An essential element of the perfect Weihnachtsmarkt (Christmas market) visit is eating and drinking. This is both a cultural experience and a necessary step to avoid freezing to death in German winter.
Once you have reached your fill of Bratwurst and Glühwein, the goodies keep coming with 7 sweets to eat at a Christmas Market. Warm your hands with a bag of Gebrannte Mandeln (roasted almonds) and get a sugar high with colorful licorice to keep on marketing!
Stollen, a German Christmas cake, is a must-have in any German home during Christmas. Dense and moist with loads of fruit, spices, and nuts, it is sweetened with an even covering of powdered sugar. At Christmas markets you can buy your own little loaf, each said to resemble Baby Jesus in swaddling clothes.
This traditional cake dates back to the 14th century in the regal city of Dresden. It has the oldest Christmas market in Germany and a festival dedicated to the loaf. The Stollen Festival presents the world's biggest Stollen at 3,429 kilograms, 3.65 meters long, 1.75 meters wide and over a meter high. It is carried through the crowds by a team of horses and surrounded by the pastry chefs who completed the feat. Buy a piece of the beast at the Dresden Striezelmarkt with all the profits going to charity.

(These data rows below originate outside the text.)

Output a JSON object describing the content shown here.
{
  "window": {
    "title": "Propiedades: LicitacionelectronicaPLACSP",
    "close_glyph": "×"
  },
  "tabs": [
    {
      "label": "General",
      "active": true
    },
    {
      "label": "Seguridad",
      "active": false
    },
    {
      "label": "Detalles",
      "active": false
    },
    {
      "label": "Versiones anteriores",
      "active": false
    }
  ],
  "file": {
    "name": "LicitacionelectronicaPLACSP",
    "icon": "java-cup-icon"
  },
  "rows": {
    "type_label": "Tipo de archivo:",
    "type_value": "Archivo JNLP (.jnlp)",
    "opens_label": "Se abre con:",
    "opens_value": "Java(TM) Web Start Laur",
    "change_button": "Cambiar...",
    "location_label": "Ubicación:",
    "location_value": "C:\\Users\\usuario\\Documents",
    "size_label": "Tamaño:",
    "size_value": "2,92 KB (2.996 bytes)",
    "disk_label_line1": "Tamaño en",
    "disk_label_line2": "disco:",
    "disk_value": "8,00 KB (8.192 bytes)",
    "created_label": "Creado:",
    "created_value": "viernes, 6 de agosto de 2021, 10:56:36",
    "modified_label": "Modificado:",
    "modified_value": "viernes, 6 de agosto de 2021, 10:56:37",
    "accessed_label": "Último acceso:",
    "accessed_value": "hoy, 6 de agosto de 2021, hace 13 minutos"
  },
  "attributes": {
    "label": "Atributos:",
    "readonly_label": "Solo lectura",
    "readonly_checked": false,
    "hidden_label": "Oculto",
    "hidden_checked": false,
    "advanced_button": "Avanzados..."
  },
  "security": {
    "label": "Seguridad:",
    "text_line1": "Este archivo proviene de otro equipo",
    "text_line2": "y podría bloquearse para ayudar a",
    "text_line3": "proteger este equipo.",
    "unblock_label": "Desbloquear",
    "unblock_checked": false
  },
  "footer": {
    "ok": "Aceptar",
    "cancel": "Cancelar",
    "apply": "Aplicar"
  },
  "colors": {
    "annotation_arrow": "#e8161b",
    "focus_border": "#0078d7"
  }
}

You'll smell this treat before you see them. Gebrannte Mandeln are sugared almonds that release a sticky sweet scent and are served in portable Papiertüte (paper cones). Try the basic version, or experiment with different flavorings like cocoa powder, Nutella or chili or walnuts, cashews, and peanuts. A cone only costs about 2.50 euro for 100 grams so it is the ideal snack.
Most often associated with Oktoberfest celebrations, this gingerbread cookie makes an appearance at every German festival. Usually sold in its characteristic heart shape with sayings like Ich Liebe Dich (I love you), there will be a few more with Frohe Weihnachten (Merry Christmas) at the Weihnachtsmärkte.
These fluffy little dough balls have a variety of names. Schmalzkuchen or Mutzenmandeln are deep-fried and rolled in confectioners sugar - what is not to love? Soft and sweet and perfectly warm. Note that they are really only good when fresh so shop carefully.
A Schneeball is as fun to eat as it is to say. What literally translates to the word "snowball" is actually a ball of shortcrust pastry which is then fried and coated in sugar or dipped in chocolate. For true decadence, select one with chocolate or marzipan fillings. We had our first in Rothenburg ob der Tauber and have been hooked on that sweet stuff ever since.
Licorice and Bonbons
Usually sold alongside the Gebrannte Mandeln, colorful candies and licorice are a treat for the eyes. Long ropes of red, blue and green are for very accessible, but the Scandinavian version of salty black licorice is more of an acquired taste.
Another colorful option is the hard candies like the Krauterbonbons. This candy is also heavily influenced by anise and fruit flavors. In some markets, booths produce the candy on-site, pulling the sugar and pressing it into molds.
Candied and Skewered Fruit
Below the Lebkuchenherz you can find fruit beneath candy. You may recognize Paradies Apfel (toffee apple) and Schoko Apfel (chocolate apple), or select strawberries, apple, and pineapple impaled on a stick and covered in chocolate to munch on while you walk around.
If you prefer your fruit without a chocolate coating, there is a wide selection of dried and candied fruits.